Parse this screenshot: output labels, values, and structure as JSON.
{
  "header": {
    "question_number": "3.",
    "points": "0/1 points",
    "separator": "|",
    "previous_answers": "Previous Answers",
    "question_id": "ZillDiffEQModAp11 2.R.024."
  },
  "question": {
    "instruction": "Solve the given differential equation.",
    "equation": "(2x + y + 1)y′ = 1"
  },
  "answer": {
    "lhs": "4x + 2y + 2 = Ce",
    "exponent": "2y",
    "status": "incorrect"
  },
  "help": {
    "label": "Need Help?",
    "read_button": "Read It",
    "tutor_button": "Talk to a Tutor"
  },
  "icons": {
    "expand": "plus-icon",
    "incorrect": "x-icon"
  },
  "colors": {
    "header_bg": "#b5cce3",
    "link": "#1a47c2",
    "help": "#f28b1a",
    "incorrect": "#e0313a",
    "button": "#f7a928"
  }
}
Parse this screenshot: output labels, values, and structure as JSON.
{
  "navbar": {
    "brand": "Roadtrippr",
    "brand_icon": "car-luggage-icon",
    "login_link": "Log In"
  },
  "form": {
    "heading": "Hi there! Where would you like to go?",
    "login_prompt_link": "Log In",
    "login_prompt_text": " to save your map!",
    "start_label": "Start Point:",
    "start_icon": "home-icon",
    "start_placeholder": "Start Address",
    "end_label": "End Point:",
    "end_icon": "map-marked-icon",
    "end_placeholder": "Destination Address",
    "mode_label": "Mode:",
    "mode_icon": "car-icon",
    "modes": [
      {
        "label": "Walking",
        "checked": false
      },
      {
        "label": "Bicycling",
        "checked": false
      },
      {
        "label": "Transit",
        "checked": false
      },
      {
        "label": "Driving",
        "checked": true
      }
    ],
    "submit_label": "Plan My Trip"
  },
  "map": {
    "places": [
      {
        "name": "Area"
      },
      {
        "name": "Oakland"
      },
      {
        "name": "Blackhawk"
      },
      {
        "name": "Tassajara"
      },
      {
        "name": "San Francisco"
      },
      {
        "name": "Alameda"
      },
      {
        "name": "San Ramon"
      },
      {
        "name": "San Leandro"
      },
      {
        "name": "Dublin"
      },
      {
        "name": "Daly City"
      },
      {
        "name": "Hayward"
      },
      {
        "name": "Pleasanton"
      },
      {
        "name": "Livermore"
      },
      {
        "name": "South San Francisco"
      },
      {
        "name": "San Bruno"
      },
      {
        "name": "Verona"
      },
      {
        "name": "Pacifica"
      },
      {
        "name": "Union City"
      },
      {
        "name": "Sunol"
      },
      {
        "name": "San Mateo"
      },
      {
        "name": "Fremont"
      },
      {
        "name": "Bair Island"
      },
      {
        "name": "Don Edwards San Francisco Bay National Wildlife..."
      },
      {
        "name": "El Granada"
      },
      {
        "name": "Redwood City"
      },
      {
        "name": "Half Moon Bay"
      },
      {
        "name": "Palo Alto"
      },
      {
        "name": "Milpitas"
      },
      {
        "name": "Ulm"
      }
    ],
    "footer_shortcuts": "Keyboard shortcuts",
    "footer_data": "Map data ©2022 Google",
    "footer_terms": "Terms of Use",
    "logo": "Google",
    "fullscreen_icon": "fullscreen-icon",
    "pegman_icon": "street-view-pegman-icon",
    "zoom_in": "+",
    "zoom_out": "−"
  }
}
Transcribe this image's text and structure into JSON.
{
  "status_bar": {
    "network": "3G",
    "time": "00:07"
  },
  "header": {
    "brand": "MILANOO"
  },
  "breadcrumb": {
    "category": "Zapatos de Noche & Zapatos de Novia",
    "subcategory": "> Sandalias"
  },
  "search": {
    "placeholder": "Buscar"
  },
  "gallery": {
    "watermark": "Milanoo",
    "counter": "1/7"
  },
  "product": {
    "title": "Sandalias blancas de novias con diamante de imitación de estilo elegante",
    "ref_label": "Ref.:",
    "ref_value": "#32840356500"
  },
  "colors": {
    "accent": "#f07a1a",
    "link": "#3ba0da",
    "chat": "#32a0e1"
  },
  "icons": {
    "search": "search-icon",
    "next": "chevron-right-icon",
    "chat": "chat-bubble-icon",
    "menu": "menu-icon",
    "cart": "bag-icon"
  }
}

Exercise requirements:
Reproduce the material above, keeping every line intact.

Result of the task:
Parse this screenshot: output labels, values, and structure as JSON.
{
  "header": {
    "question_number": "3.",
    "points": "0/1 points",
    "separator": "|",
    "previous_answers": "Previous Answers",
    "question_id": "ZillDiffEQModAp11 2.R.024."
  },
  "question": {
    "instruction": "Solve the given differential equation.",
    "equation": "(2x + y + 1)y′ = 1"
  },
  "answer": {
    "lhs": "4x + 2y + 2 = Ce",
    "exponent": "2y",
    "status": "incorrect"
  },
  "help": {
    "label": "Need Help?",
    "read_button": "Read It",
    "tutor_button": "Talk to a Tutor"
  },
  "icons": {
    "expand": "plus-icon",
    "incorrect": "x-icon"
  },
  "colors": {
    "header_bg": "#b5cce3",
    "link": "#1a47c2",
    "help": "#f28b1a",
    "incorrect": "#e0313a",
    "button": "#f7a928"
  }
}
Parse this screenshot: output labels, values, and structure as JSON.
{
  "navbar": {
    "brand": "Roadtrippr",
    "brand_icon": "car-luggage-icon",
    "login_link": "Log In"
  },
  "form": {
    "heading": "Hi there! Where would you like to go?",
    "login_prompt_link": "Log In",
    "login_prompt_text": " to save your map!",
    "start_label": "Start Point:",
    "start_icon": "home-icon",
    "start_placeholder": "Start Address",
    "end_label": "End Point:",
    "end_icon": "map-marked-icon",
    "end_placeholder": "Destination Address",
    "mode_label": "Mode:",
    "mode_icon": "car-icon",
    "modes": [
      {
        "label": "Walking",
        "checked": false
      },
      {
        "label": "Bicycling",
        "checked": false
      },
      {
        "label": "Transit",
        "checked": false
      },
      {
        "label": "Driving",
        "checked": true
      }
    ],
    "submit_label": "Plan My Trip"
  },
  "map": {
    "places": [
      {
        "name": "Area"
      },
      {
        "name": "Oakland"
      },
      {
        "name": "Blackhawk"
      },
      {
        "name": "Tassajara"
      },
      {
        "name": "San Francisco"
      },
      {
        "name": "Alameda"
      },
      {
        "name": "San Ramon"
      },
      {
        "name": "San Leandro"
      },
      {
        "name": "Dublin"
      },
      {
        "name": "Daly City"
      },
      {
        "name": "Hayward"
      },
      {
        "name": "Pleasanton"
      },
      {
        "name": "Livermore"
      },
      {
        "name": "South San Francisco"
      },
      {
        "name": "San Bruno"
      },
      {
        "name": "Verona"
      },
      {
        "name": "Pacifica"
      },
      {
        "name": "Union City"
      },
      {
        "name": "Sunol"
      },
      {
        "name": "San Mateo"
      },
      {
        "name": "Fremont"
      },
      {
        "name": "Bair Island"
      },
      {
        "name": "Don Edwards San Francisco Bay National Wildlife..."
      },
      {
        "name": "El Granada"
      },
      {
        "name": "Redwood City"
      },
      {
        "name": "Half Moon Bay"
      },
      {
        "name": "Palo Alto"
      },
      {
        "name": "Milpitas"
      },
      {
        "name": "Ulm"
      }
    ],
    "footer_shortcuts": "Keyboard shortcuts",
    "footer_data": "Map data ©2022 Google",
    "footer_terms": "Terms of Use",
    "logo": "Google",
    "fullscreen_icon": "fullscreen-icon",
    "pegman_icon": "street-view-pegman-icon",
    "zoom_in": "+",
    "zoom_out": "−"
  }
}
Transcribe this image's text and structure into JSON.
{
  "status_bar": {
    "network": "3G",
    "time": "00:07"
  },
  "header": {
    "brand": "MILANOO"
  },
  "breadcrumb": {
    "category": "Zapatos de Noche & Zapatos de Novia",
    "subcategory": "> Sandalias"
  },
  "search": {
    "placeholder": "Buscar"
  },
  "gallery": {
    "watermark": "Milanoo",
    "counter": "1/7"
  },
  "product": {
    "title": "Sandalias blancas de novias con diamante de imitación de estilo elegante",
    "ref_label": "Ref.:",
    "ref_value": "#32840356500"
  },
  "colors": {
    "accent": "#f07a1a",
    "link": "#3ba0da",
    "chat": "#32a0e1"
  },
  "icons": {
    "search": "search-icon",
    "next": "chevron-right-icon",
    "chat": "chat-bubble-icon",
    "menu": "menu-icon",
    "cart": "bag-icon"
  }
}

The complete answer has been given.